*TASK:* With the exception of the pictures, write out the data below precisely.

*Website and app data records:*
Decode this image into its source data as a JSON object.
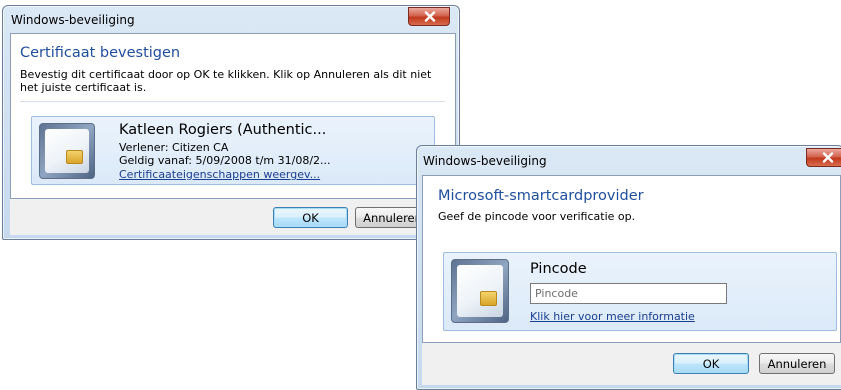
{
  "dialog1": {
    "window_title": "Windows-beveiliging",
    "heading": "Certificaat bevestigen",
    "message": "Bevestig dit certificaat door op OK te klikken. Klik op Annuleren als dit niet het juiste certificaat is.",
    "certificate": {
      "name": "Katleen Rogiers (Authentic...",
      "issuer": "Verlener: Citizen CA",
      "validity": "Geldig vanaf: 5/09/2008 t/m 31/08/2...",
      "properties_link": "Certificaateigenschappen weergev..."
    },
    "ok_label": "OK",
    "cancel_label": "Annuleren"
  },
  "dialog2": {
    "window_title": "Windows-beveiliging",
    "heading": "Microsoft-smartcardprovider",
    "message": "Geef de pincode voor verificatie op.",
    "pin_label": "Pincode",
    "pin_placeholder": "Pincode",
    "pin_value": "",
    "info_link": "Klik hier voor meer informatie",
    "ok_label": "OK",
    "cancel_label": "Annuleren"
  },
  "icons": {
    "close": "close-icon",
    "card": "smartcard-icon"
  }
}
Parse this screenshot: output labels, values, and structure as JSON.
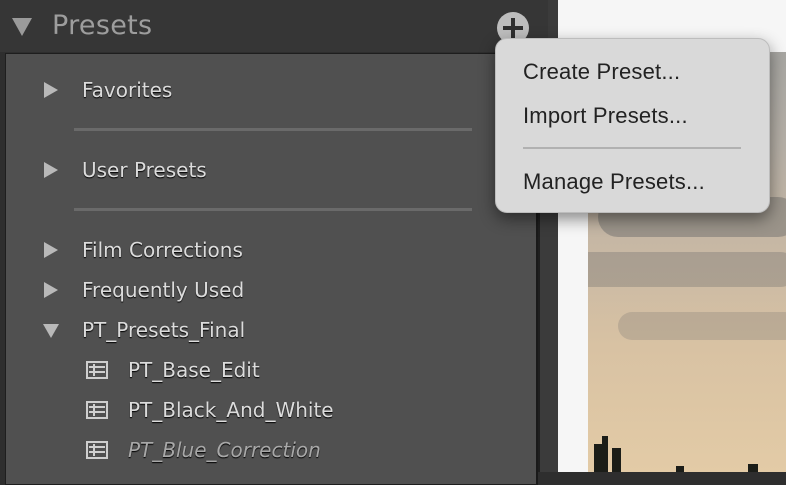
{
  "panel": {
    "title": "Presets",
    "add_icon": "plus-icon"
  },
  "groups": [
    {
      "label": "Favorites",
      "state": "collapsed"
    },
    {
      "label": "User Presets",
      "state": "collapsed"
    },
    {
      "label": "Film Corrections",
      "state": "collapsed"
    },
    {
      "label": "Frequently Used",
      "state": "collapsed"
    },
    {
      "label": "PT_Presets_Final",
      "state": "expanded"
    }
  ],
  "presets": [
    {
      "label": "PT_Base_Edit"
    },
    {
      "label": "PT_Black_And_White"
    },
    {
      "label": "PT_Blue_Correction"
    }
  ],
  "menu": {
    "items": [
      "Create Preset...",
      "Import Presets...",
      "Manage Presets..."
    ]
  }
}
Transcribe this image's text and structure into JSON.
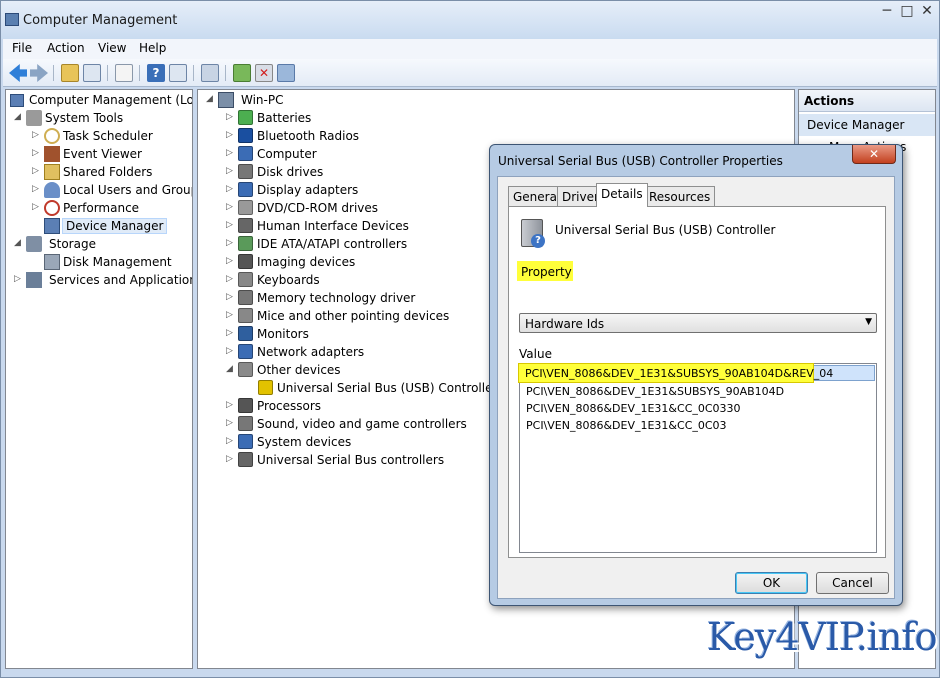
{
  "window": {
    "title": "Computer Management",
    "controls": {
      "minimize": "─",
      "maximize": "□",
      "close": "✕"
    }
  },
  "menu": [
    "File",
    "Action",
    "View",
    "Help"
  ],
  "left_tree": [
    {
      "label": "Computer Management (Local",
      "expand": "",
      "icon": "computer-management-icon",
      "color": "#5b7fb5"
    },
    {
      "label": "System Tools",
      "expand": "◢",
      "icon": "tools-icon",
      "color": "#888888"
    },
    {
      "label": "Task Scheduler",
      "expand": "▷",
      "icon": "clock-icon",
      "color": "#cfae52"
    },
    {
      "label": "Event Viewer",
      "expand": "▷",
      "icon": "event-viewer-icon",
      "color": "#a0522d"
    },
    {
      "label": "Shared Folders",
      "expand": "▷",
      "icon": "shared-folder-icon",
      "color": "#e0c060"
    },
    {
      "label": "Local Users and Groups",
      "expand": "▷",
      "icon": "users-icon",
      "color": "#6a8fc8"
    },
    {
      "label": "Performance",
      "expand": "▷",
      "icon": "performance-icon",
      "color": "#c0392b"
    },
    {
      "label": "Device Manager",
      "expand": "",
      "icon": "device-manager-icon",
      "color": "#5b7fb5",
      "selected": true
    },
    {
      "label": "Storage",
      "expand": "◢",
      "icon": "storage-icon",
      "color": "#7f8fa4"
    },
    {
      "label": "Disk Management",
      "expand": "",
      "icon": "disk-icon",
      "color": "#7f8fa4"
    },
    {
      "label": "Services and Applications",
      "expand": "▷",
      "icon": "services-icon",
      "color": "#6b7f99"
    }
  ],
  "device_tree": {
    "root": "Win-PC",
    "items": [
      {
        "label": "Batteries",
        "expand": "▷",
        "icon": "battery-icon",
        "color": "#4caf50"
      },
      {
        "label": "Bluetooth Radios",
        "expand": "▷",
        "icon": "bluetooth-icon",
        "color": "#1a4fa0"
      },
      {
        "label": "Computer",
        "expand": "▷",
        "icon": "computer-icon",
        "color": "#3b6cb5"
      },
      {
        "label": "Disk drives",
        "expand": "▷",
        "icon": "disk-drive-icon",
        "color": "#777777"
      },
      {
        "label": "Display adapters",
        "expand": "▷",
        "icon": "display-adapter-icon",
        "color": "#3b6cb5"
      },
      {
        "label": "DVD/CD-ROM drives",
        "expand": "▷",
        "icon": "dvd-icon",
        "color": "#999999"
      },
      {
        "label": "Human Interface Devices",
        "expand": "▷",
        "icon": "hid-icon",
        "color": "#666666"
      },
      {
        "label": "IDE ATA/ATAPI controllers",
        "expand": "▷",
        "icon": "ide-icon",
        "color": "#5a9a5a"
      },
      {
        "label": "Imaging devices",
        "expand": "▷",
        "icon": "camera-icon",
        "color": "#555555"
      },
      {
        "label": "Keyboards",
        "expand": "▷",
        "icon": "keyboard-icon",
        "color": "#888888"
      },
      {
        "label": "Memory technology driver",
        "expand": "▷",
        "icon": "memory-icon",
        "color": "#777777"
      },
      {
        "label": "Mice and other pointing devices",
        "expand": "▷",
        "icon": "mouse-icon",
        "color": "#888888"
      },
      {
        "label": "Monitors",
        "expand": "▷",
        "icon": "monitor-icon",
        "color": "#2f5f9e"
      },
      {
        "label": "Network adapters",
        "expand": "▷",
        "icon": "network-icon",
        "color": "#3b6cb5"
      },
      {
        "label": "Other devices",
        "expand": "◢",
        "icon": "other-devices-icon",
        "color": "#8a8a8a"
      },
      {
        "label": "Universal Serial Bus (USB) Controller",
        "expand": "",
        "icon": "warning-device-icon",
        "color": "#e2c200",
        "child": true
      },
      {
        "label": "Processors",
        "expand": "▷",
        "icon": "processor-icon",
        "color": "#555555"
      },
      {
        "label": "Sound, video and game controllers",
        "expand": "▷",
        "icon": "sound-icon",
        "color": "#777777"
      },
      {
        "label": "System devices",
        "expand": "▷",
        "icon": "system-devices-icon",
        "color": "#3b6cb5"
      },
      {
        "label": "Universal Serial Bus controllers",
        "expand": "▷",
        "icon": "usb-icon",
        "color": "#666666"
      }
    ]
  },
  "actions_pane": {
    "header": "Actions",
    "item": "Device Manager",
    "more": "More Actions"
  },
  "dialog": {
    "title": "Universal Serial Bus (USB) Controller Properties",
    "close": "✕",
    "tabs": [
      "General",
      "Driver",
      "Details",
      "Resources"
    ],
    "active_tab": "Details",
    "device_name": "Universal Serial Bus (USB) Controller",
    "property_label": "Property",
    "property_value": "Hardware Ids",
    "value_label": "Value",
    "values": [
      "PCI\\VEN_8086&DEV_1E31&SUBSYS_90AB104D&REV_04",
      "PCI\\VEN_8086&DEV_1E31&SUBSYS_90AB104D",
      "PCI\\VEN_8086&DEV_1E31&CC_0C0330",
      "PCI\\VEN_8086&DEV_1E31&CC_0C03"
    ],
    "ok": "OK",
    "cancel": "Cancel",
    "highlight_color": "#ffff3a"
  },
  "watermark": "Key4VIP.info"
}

*YOUR SOLUTION:*
Decode this image into its source data as a JSON object.
{
  "dialog1": {
    "window_title": "Windows-beveiliging",
    "heading": "Certificaat bevestigen",
    "message": "Bevestig dit certificaat door op OK te klikken. Klik op Annuleren als dit niet het juiste certificaat is.",
    "certificate": {
      "name": "Katleen Rogiers (Authentic...",
      "issuer": "Verlener: Citizen CA",
      "validity": "Geldig vanaf: 5/09/2008 t/m 31/08/2...",
      "properties_link": "Certificaateigenschappen weergev..."
    },
    "ok_label": "OK",
    "cancel_label": "Annuleren"
  },
  "dialog2": {
    "window_title": "Windows-beveiliging",
    "heading": "Microsoft-smartcardprovider",
    "message": "Geef de pincode voor verificatie op.",
    "pin_label": "Pincode",
    "pin_placeholder": "Pincode",
    "pin_value": "",
    "info_link": "Klik hier voor meer informatie",
    "ok_label": "OK",
    "cancel_label": "Annuleren"
  },
  "icons": {
    "close": "close-icon",
    "card": "smartcard-icon"
  }
}
Parse this screenshot: output labels, values, and structure as JSON.
{
  "panel": {
    "title": "Presets",
    "add_icon": "plus-icon"
  },
  "groups": [
    {
      "label": "Favorites",
      "state": "collapsed"
    },
    {
      "label": "User Presets",
      "state": "collapsed"
    },
    {
      "label": "Film Corrections",
      "state": "collapsed"
    },
    {
      "label": "Frequently Used",
      "state": "collapsed"
    },
    {
      "label": "PT_Presets_Final",
      "state": "expanded"
    }
  ],
  "presets": [
    {
      "label": "PT_Base_Edit"
    },
    {
      "label": "PT_Black_And_White"
    },
    {
      "label": "PT_Blue_Correction"
    }
  ],
  "menu": {
    "items": [
      "Create Preset...",
      "Import Presets...",
      "Manage Presets..."
    ]
  }
}
Transcribe this image's text and structure into JSON.
{
  "window": {
    "title": "Computer Management",
    "controls": {
      "minimize": "─",
      "maximize": "□",
      "close": "✕"
    }
  },
  "menu": [
    "File",
    "Action",
    "View",
    "Help"
  ],
  "left_tree": [
    {
      "label": "Computer Management (Local",
      "expand": "",
      "icon": "computer-management-icon",
      "color": "#5b7fb5"
    },
    {
      "label": "System Tools",
      "expand": "◢",
      "icon": "tools-icon",
      "color": "#888888"
    },
    {
      "label": "Task Scheduler",
      "expand": "▷",
      "icon": "clock-icon",
      "color": "#cfae52"
    },
    {
      "label": "Event Viewer",
      "expand": "▷",
      "icon": "event-viewer-icon",
      "color": "#a0522d"
    },
    {
      "label": "Shared Folders",
      "expand": "▷",
      "icon": "shared-folder-icon",
      "color": "#e0c060"
    },
    {
      "label": "Local Users and Groups",
      "expand": "▷",
      "icon": "users-icon",
      "color": "#6a8fc8"
    },
    {
      "label": "Performance",
      "expand": "▷",
      "icon": "performance-icon",
      "color": "#c0392b"
    },
    {
      "label": "Device Manager",
      "expand": "",
      "icon": "device-manager-icon",
      "color": "#5b7fb5",
      "selected": true
    },
    {
      "label": "Storage",
      "expand": "◢",
      "icon": "storage-icon",
      "color": "#7f8fa4"
    },
    {
      "label": "Disk Management",
      "expand": "",
      "icon": "disk-icon",
      "color": "#7f8fa4"
    },
    {
      "label": "Services and Applications",
      "expand": "▷",
      "icon": "services-icon",
      "color": "#6b7f99"
    }
  ],
  "device_tree": {
    "root": "Win-PC",
    "items": [
      {
        "label": "Batteries",
        "expand": "▷",
        "icon": "battery-icon",
        "color": "#4caf50"
      },
      {
        "label": "Bluetooth Radios",
        "expand": "▷",
        "icon": "bluetooth-icon",
        "color": "#1a4fa0"
      },
      {
        "label": "Computer",
        "expand": "▷",
        "icon": "computer-icon",
        "color": "#3b6cb5"
      },
      {
        "label": "Disk drives",
        "expand": "▷",
        "icon": "disk-drive-icon",
        "color": "#777777"
      },
      {
        "label": "Display adapters",
        "expand": "▷",
        "icon": "display-adapter-icon",
        "color": "#3b6cb5"
      },
      {
        "label": "DVD/CD-ROM drives",
        "expand": "▷",
        "icon": "dvd-icon",
        "color": "#999999"
      },
      {
        "label": "Human Interface Devices",
        "expand": "▷",
        "icon": "hid-icon",
        "color": "#666666"
      },
      {
        "label": "IDE ATA/ATAPI controllers",
        "expand": "▷",
        "icon": "ide-icon",
        "color": "#5a9a5a"
      },
      {
        "label": "Imaging devices",
        "expand": "▷",
        "icon": "camera-icon",
        "color": "#555555"
      },
      {
        "label": "Keyboards",
        "expand": "▷",
        "icon": "keyboard-icon",
        "color": "#888888"
      },
      {
        "label": "Memory technology driver",
        "expand": "▷",
        "icon": "memory-icon",
        "color": "#777777"
      },
      {
        "label": "Mice and other pointing devices",
        "expand": "▷",
        "icon": "mouse-icon",
        "color": "#888888"
      },
      {
        "label": "Monitors",
        "expand": "▷",
        "icon": "monitor-icon",
        "color": "#2f5f9e"
      },
      {
        "label": "Network adapters",
        "expand": "▷",
        "icon": "network-icon",
        "color": "#3b6cb5"
      },
      {
        "label": "Other devices",
        "expand": "◢",
        "icon": "other-devices-icon",
        "color": "#8a8a8a"
      },
      {
        "label": "Universal Serial Bus (USB) Controller",
        "expand": "",
        "icon": "warning-device-icon",
        "color": "#e2c200",
        "child": true
      },
      {
        "label": "Processors",
        "expand": "▷",
        "icon": "processor-icon",
        "color": "#555555"
      },
      {
        "label": "Sound, video and game controllers",
        "expand": "▷",
        "icon": "sound-icon",
        "color": "#777777"
      },
      {
        "label": "System devices",
        "expand": "▷",
        "icon": "system-devices-icon",
        "color": "#3b6cb5"
      },
      {
        "label": "Universal Serial Bus controllers",
        "expand": "▷",
        "icon": "usb-icon",
        "color": "#666666"
      }
    ]
  },
  "actions_pane": {
    "header": "Actions",
    "item": "Device Manager",
    "more": "More Actions"
  },
  "dialog": {
    "title": "Universal Serial Bus (USB) Controller Properties",
    "close": "✕",
    "tabs": [
      "General",
      "Driver",
      "Details",
      "Resources"
    ],
    "active_tab": "Details",
    "device_name": "Universal Serial Bus (USB) Controller",
    "property_label": "Property",
    "property_value": "Hardware Ids",
    "value_label": "Value",
    "values": [
      "PCI\\VEN_8086&DEV_1E31&SUBSYS_90AB104D&REV_04",
      "PCI\\VEN_8086&DEV_1E31&SUBSYS_90AB104D",
      "PCI\\VEN_8086&DEV_1E31&CC_0C0330",
      "PCI\\VEN_8086&DEV_1E31&CC_0C03"
    ],
    "ok": "OK",
    "cancel": "Cancel",
    "highlight_color": "#ffff3a"
  },
  "watermark": "Key4VIP.info"
}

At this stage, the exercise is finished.